Old age savings have been accumulated in by the pensioners, so it's their money. The debate is more about how high the conversion rate should be and how much money is actually paid out to the pensioner. In my view, pensions should not be tampered with. It would be intolerable should people of pensionable age be denied the full amount due to them, having paid in regularly over the whole of their working lives. At the same time, I believe quite strongly that Switzerland as a center for work and entrepreneurial activity – already under severe strain – should not be burdened still further with higher pension contributions.

The pension funds are in stormy waters, above all due to our ageing society and rock-bottom interest rates. Are they – and indeed all of us – going to fall victim to financial promises they can't keep?

If we keep kicking the can down the road in regard to the necessary reforms, this is certainly a possibility. There is, indeed, a danger that we won't be able to expect the benefits in the future that were promised us in the past. One consequence of this development would be the increasing importance of making private retirement provisions. So tackling the overdue reforms is of the utmost urgency.
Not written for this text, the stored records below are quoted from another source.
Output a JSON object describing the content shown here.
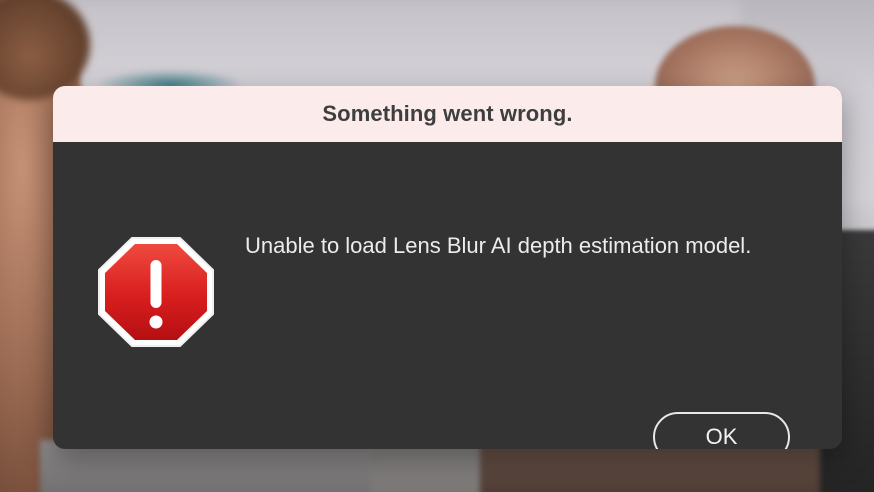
{
  "dialog": {
    "title": "Something went wrong.",
    "message": "Unable to load Lens Blur AI depth estimation model.",
    "icon": "alert-octagon-icon",
    "ok_label": "OK"
  },
  "colors": {
    "titlebar_bg": "#fbeceb",
    "dialog_bg": "#333333",
    "alert_red": "#d81e1e",
    "text_light": "#ececec",
    "title_text": "#3e3e3e"
  }
}
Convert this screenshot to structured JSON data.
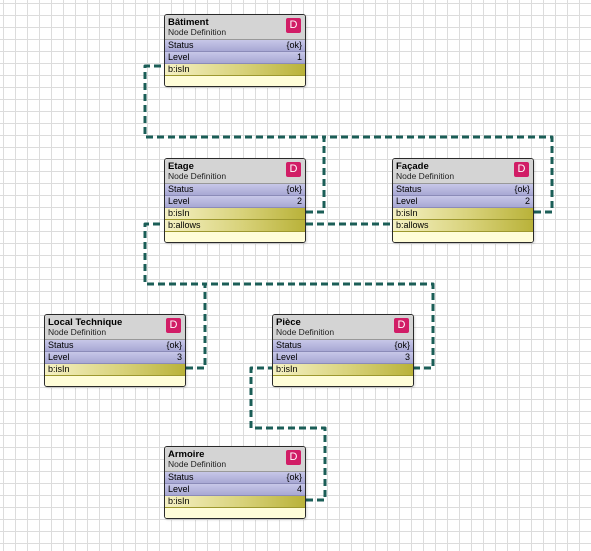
{
  "diagram": {
    "nodes": [
      {
        "id": "batiment",
        "title": "Bâtiment",
        "subtitle": "Node Definition",
        "badge": "D",
        "properties": [
          {
            "label": "Status",
            "value": "{ok}"
          },
          {
            "label": "Level",
            "value": "1"
          }
        ],
        "relations": [
          "b:isIn"
        ]
      },
      {
        "id": "etage",
        "title": "Etage",
        "subtitle": "Node Definition",
        "badge": "D",
        "properties": [
          {
            "label": "Status",
            "value": "{ok}"
          },
          {
            "label": "Level",
            "value": "2"
          }
        ],
        "relations": [
          "b:isIn",
          "b:allows"
        ]
      },
      {
        "id": "facade",
        "title": "Façade",
        "subtitle": "Node Definition",
        "badge": "D",
        "properties": [
          {
            "label": "Status",
            "value": "{ok}"
          },
          {
            "label": "Level",
            "value": "2"
          }
        ],
        "relations": [
          "b:isIn",
          "b:allows"
        ]
      },
      {
        "id": "local-technique",
        "title": "Local Technique",
        "subtitle": "Node Definition",
        "badge": "D",
        "properties": [
          {
            "label": "Status",
            "value": "{ok}"
          },
          {
            "label": "Level",
            "value": "3"
          }
        ],
        "relations": [
          "b:isIn"
        ]
      },
      {
        "id": "piece",
        "title": "Pièce",
        "subtitle": "Node Definition",
        "badge": "D",
        "properties": [
          {
            "label": "Status",
            "value": "{ok}"
          },
          {
            "label": "Level",
            "value": "3"
          }
        ],
        "relations": [
          "b:isIn"
        ]
      },
      {
        "id": "armoire",
        "title": "Armoire",
        "subtitle": "Node Definition",
        "badge": "D",
        "properties": [
          {
            "label": "Status",
            "value": "{ok}"
          },
          {
            "label": "Level",
            "value": "4"
          }
        ],
        "relations": [
          "b:isIn"
        ]
      }
    ],
    "links": [
      {
        "from": "etage",
        "from_port": "b:isIn",
        "to": "batiment",
        "to_port": "b:isIn"
      },
      {
        "from": "facade",
        "from_port": "b:isIn",
        "to": "batiment",
        "to_port": "b:isIn"
      },
      {
        "from": "etage",
        "from_port": "b:allows",
        "to": "facade",
        "to_port": "b:allows"
      },
      {
        "from": "local-technique",
        "from_port": "b:isIn",
        "to": "etage",
        "to_port": "b:allows"
      },
      {
        "from": "piece",
        "from_port": "b:isIn",
        "to": "etage",
        "to_port": "b:allows"
      },
      {
        "from": "armoire",
        "from_port": "b:isIn",
        "to": "piece",
        "to_port": "b:isIn"
      }
    ],
    "colors": {
      "link": "#1b5e57",
      "badge": "#d11d66",
      "header": "#d4d4d4",
      "property_row": "#b7b7de",
      "relation_row": "#d8d27a",
      "footer": "#fffdd8"
    }
  }
}
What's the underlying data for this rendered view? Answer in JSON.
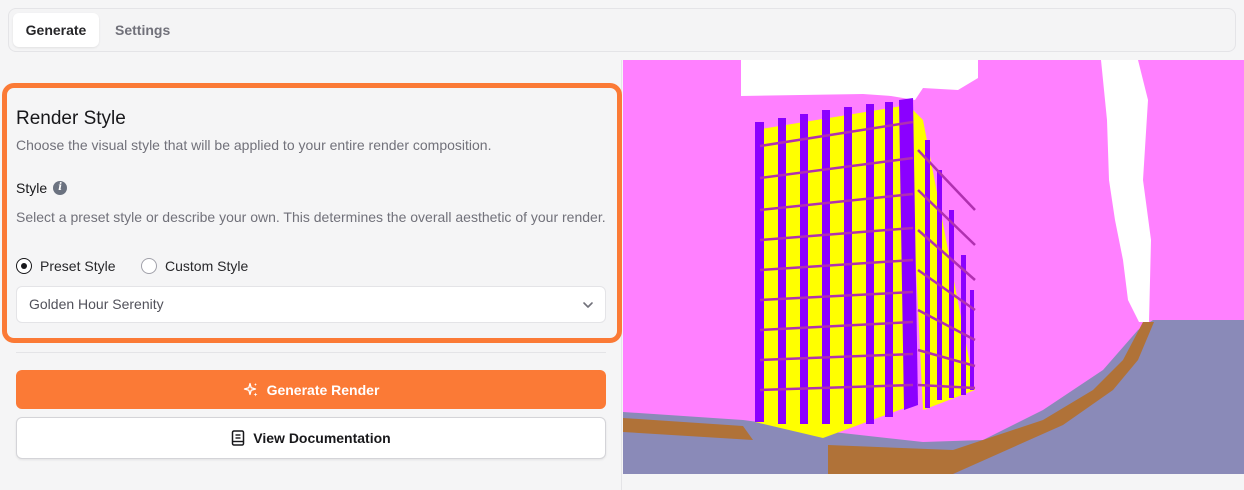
{
  "tabs": [
    {
      "label": "Generate",
      "active": true
    },
    {
      "label": "Settings",
      "active": false
    }
  ],
  "render_style": {
    "title": "Render Style",
    "description": "Choose the visual style that will be applied to your entire render composition.",
    "style_field": {
      "label": "Style",
      "help": "Select a preset style or describe your own. This determines the overall aesthetic of your render.",
      "options": [
        {
          "label": "Preset Style",
          "checked": true
        },
        {
          "label": "Custom Style",
          "checked": false
        }
      ],
      "selected_preset": "Golden Hour Serenity"
    }
  },
  "actions": {
    "generate_label": "Generate Render",
    "docs_label": "View Documentation"
  },
  "colors": {
    "accent": "#fb7a36",
    "seg_sky": "#ffffff",
    "seg_background": "#ff80ff",
    "seg_building_main": "#ffff00",
    "seg_building_frame": "#8b00ff",
    "seg_ground": "#8a8ab8",
    "seg_road": "#b07238"
  },
  "icons": {
    "info": "info-icon",
    "chevron": "chevron-down-icon",
    "sparkle": "sparkle-icon",
    "docs": "book-icon"
  }
}
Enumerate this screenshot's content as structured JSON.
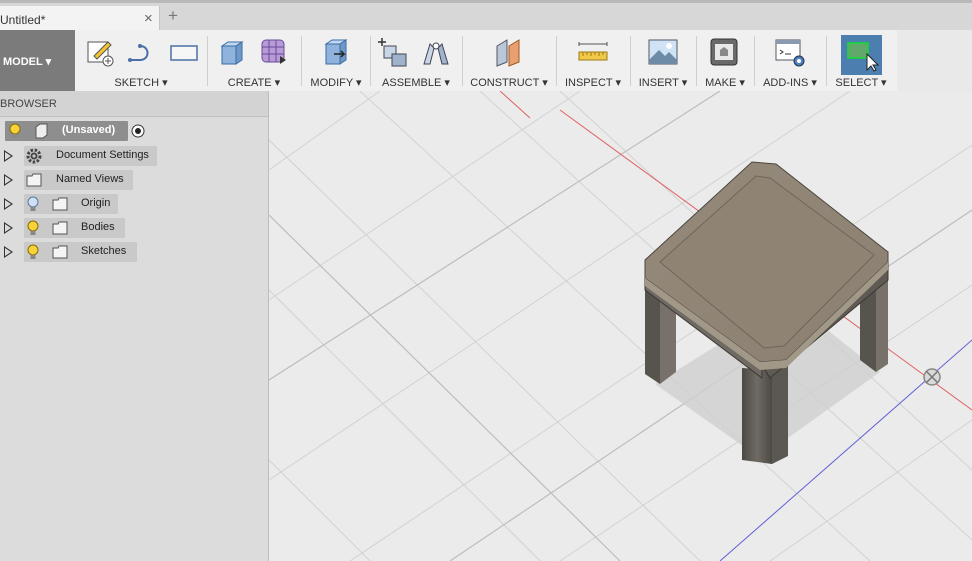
{
  "tab": {
    "title": "Untitled*",
    "close": "×",
    "new": "+"
  },
  "workspace": {
    "label": "MODEL ▾"
  },
  "toolbar": {
    "sketch": "SKETCH ▾",
    "create": "CREATE ▾",
    "modify": "MODIFY ▾",
    "assemble": "ASSEMBLE ▾",
    "construct": "CONSTRUCT ▾",
    "inspect": "INSPECT ▾",
    "insert": "INSERT ▾",
    "make": "MAKE ▾",
    "addins": "ADD-INS ▾",
    "select": "SELECT ▾"
  },
  "browser": {
    "title": "BROWSER",
    "root": "(Unsaved)",
    "items": [
      {
        "label": "Document Settings",
        "icon": "gear-icon"
      },
      {
        "label": "Named Views",
        "icon": "folder-icon"
      },
      {
        "label": "Origin",
        "icon": "folder-icon",
        "light": "off"
      },
      {
        "label": "Bodies",
        "icon": "folder-icon",
        "light": "on"
      },
      {
        "label": "Sketches",
        "icon": "folder-icon",
        "light": "on"
      }
    ]
  },
  "colors": {
    "accent_select": "#4c7fb0",
    "body_top": "#8c8274",
    "body_side": "#6b665e",
    "grid": "#d4d4d4",
    "axis_red": "#e05252",
    "axis_blue": "#5a5ad6"
  }
}
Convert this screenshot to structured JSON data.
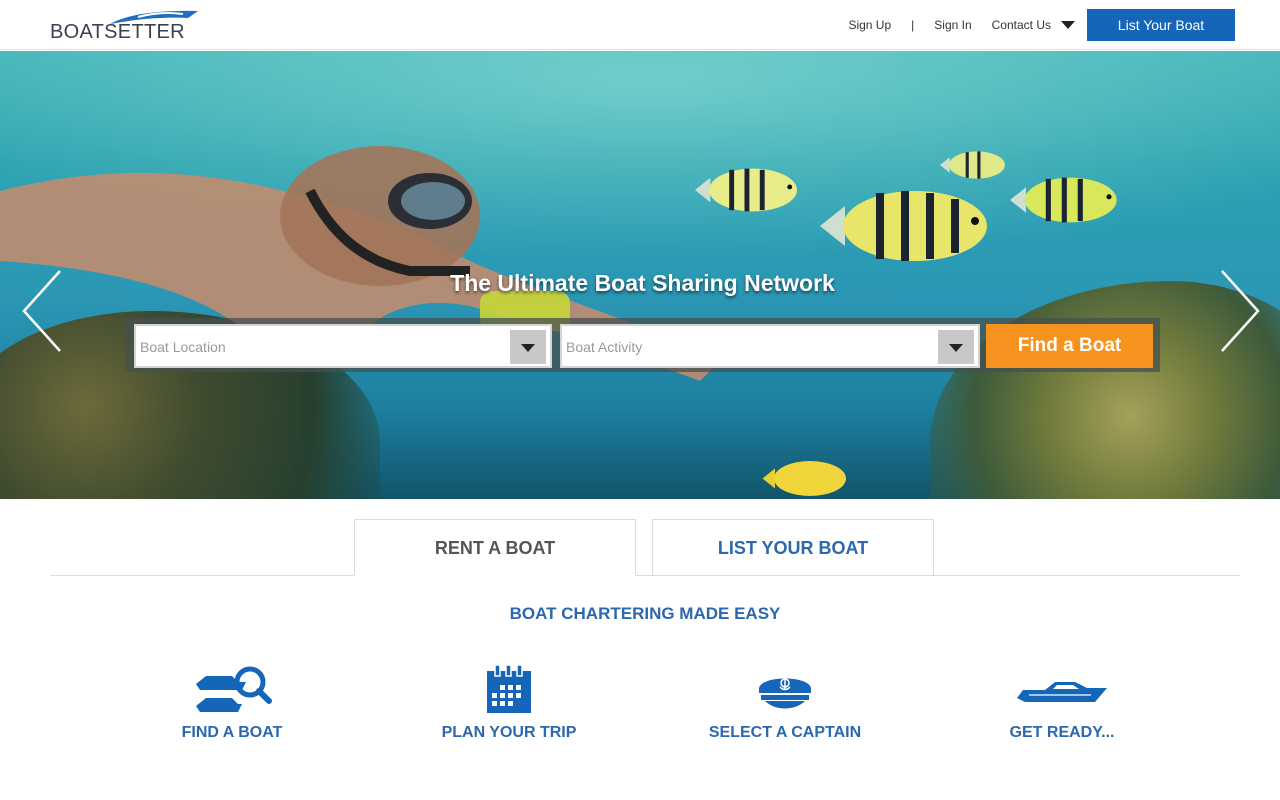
{
  "header": {
    "logo_text": "BOATSETTER",
    "nav": {
      "sign_up": "Sign Up",
      "separator": "|",
      "sign_in": "Sign In",
      "contact": "Contact Us",
      "list_boat": "List Your Boat"
    }
  },
  "hero": {
    "tagline": "The Ultimate Boat Sharing Network",
    "search": {
      "location_placeholder": "Boat Location",
      "activity_placeholder": "Boat Activity",
      "find_button": "Find a Boat"
    },
    "prev_icon": "chevron-left-icon",
    "next_icon": "chevron-right-icon"
  },
  "tabs": [
    {
      "label": "RENT A BOAT",
      "active": true
    },
    {
      "label": "LIST YOUR BOAT",
      "active": false
    }
  ],
  "section_title": "BOAT CHARTERING MADE EASY",
  "features": [
    {
      "label": "FIND A BOAT",
      "icon": "boat-search-icon"
    },
    {
      "label": "PLAN YOUR TRIP",
      "icon": "calendar-icon"
    },
    {
      "label": "SELECT A CAPTAIN",
      "icon": "captain-hat-icon"
    },
    {
      "label": "GET READY...",
      "icon": "speedboat-icon"
    }
  ],
  "colors": {
    "brand_blue": "#1565b8",
    "heading_blue": "#2b68ad",
    "cta_orange": "#f6921e"
  }
}
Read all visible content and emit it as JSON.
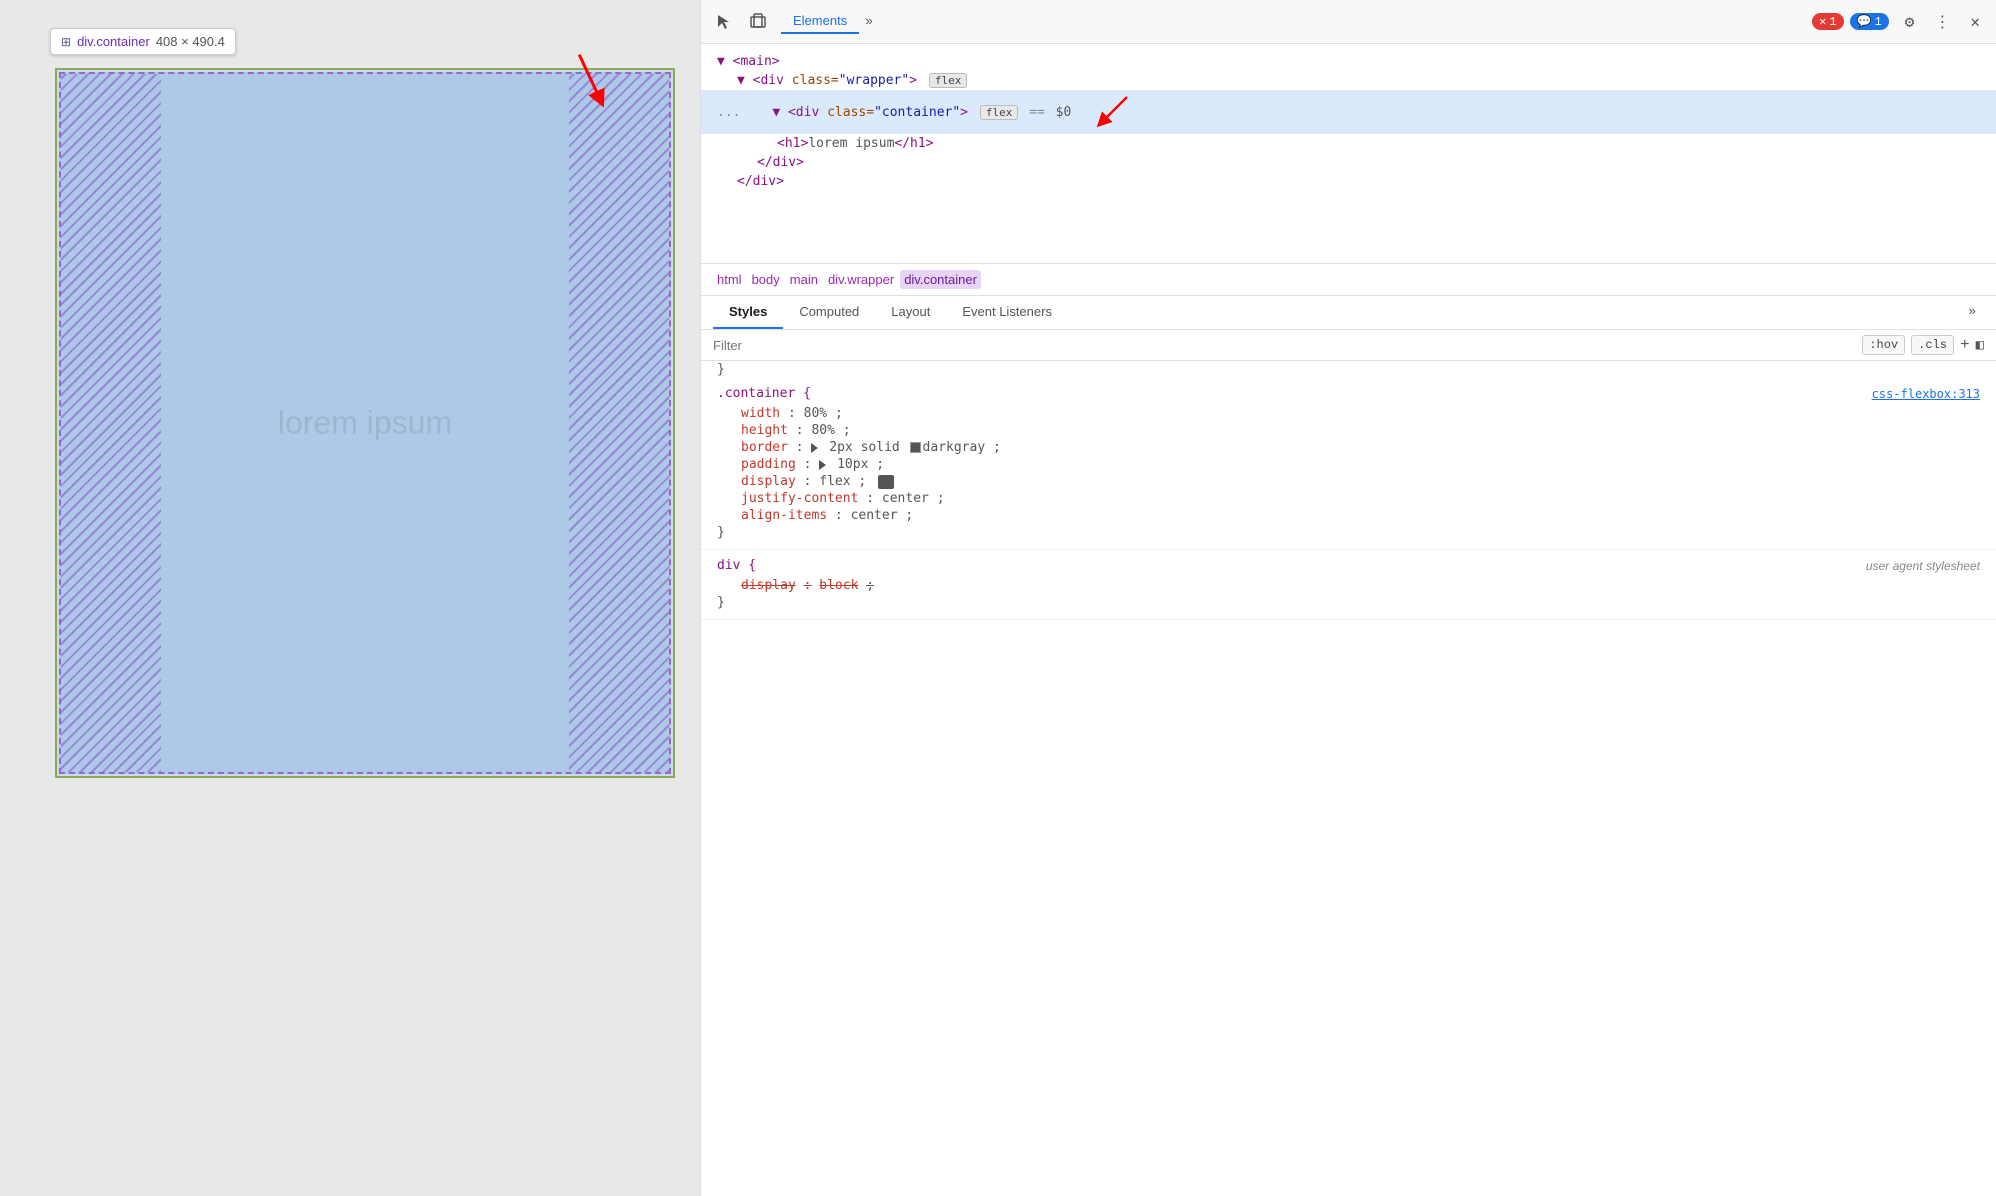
{
  "browser": {
    "tooltip": {
      "class": "div.container",
      "dims": "408 × 490.4"
    },
    "lorem": "lorem ipsum"
  },
  "devtools": {
    "toolbar": {
      "tabs": [
        "Elements"
      ],
      "more_label": "»",
      "badge_errors": "1",
      "badge_messages": "1"
    },
    "tree": {
      "lines": [
        {
          "indent": 0,
          "content": "▼ <main>"
        },
        {
          "indent": 1,
          "content": "▼ <div class=\"wrapper\">",
          "badge": "flex"
        },
        {
          "indent": 2,
          "content": "▼ <div class=\"container\">",
          "badge": "flex",
          "selected": true,
          "equals": "== $0"
        },
        {
          "indent": 3,
          "content": "<h1>lorem ipsum</h1>"
        },
        {
          "indent": 3,
          "content": "</div>"
        },
        {
          "indent": 2,
          "content": "</div>"
        }
      ]
    },
    "breadcrumb": {
      "items": [
        "html",
        "body",
        "main",
        "div.wrapper",
        "div.container"
      ]
    },
    "sub_tabs": {
      "tabs": [
        "Styles",
        "Computed",
        "Layout",
        "Event Listeners",
        "»"
      ]
    },
    "filter": {
      "placeholder": "Filter",
      "hov_label": ":hov",
      "cls_label": ".cls"
    },
    "css_rules": [
      {
        "selector": ".container {",
        "source": "css-flexbox:313",
        "props": [
          {
            "name": "width",
            "colon": ":",
            "value": " 80%;",
            "strikethrough": false,
            "hasColor": false,
            "hasTriangle": false,
            "hasFlexIcon": false
          },
          {
            "name": "height",
            "colon": ":",
            "value": " 80%;",
            "strikethrough": false,
            "hasColor": false,
            "hasTriangle": false,
            "hasFlexIcon": false
          },
          {
            "name": "border",
            "colon": ":",
            "value": " 2px solid  darkgray;",
            "strikethrough": false,
            "hasColor": true,
            "colorVal": "#555555",
            "hasTriangle": true,
            "hasFlexIcon": false
          },
          {
            "name": "padding",
            "colon": ":",
            "value": " 10px;",
            "strikethrough": false,
            "hasColor": false,
            "hasTriangle": true,
            "hasFlexIcon": false
          },
          {
            "name": "display",
            "colon": ":",
            "value": " flex;",
            "strikethrough": false,
            "hasColor": false,
            "hasTriangle": false,
            "hasFlexIcon": true
          },
          {
            "name": "justify-content",
            "colon": ":",
            "value": " center;",
            "strikethrough": false,
            "hasColor": false,
            "hasTriangle": false,
            "hasFlexIcon": false
          },
          {
            "name": "align-items",
            "colon": ":",
            "value": " center;",
            "strikethrough": false,
            "hasColor": false,
            "hasTriangle": false,
            "hasFlexIcon": false
          }
        ],
        "close": "}"
      },
      {
        "selector": "div {",
        "source": "user agent stylesheet",
        "source_italic": true,
        "props": [
          {
            "name": "display",
            "colon": ":",
            "value": " block;",
            "strikethrough": true,
            "hasColor": false,
            "hasTriangle": false,
            "hasFlexIcon": false
          }
        ],
        "close": "}"
      }
    ]
  }
}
If you could give the pension funds in Switzerland some advice, what would that be?

They need to focus on those issues that they can actually influence themselves. In other words, getting a grip on internal costs and staying innovative. But to do this, our legislators need to create the proper conditions, conditions that are both equitable and realistic. The politicians need to act. The pension funds can change neither demographic developments nor the economic climate. So they need to get their own houses in order, as it were.

Personal Profile
Andrea Davaz
Winegrower and entrepreneur

Born in 1964, Andrea Davaz grew up on his family's wine-growing estate in Fläsch. Following formal training as an oenologist he took over the running of the family winery. In 1990, he and his brother acquired the Poggio al Sole vineyard in Tuscany, Italy. Four years later, he founded a wine trading business, von Salis and in 2003 acquired a 50% stake in the wine traders, Valentin & von Salis in Pontresina. 2012 saw Davaz purchase Zanolari Chur, a wine business founded in 1875. Davaz spends his quality time with his family, likes to meet up with friends over a glass of good wine or is in training for a marathon.

echo-interview with Andrea Davaz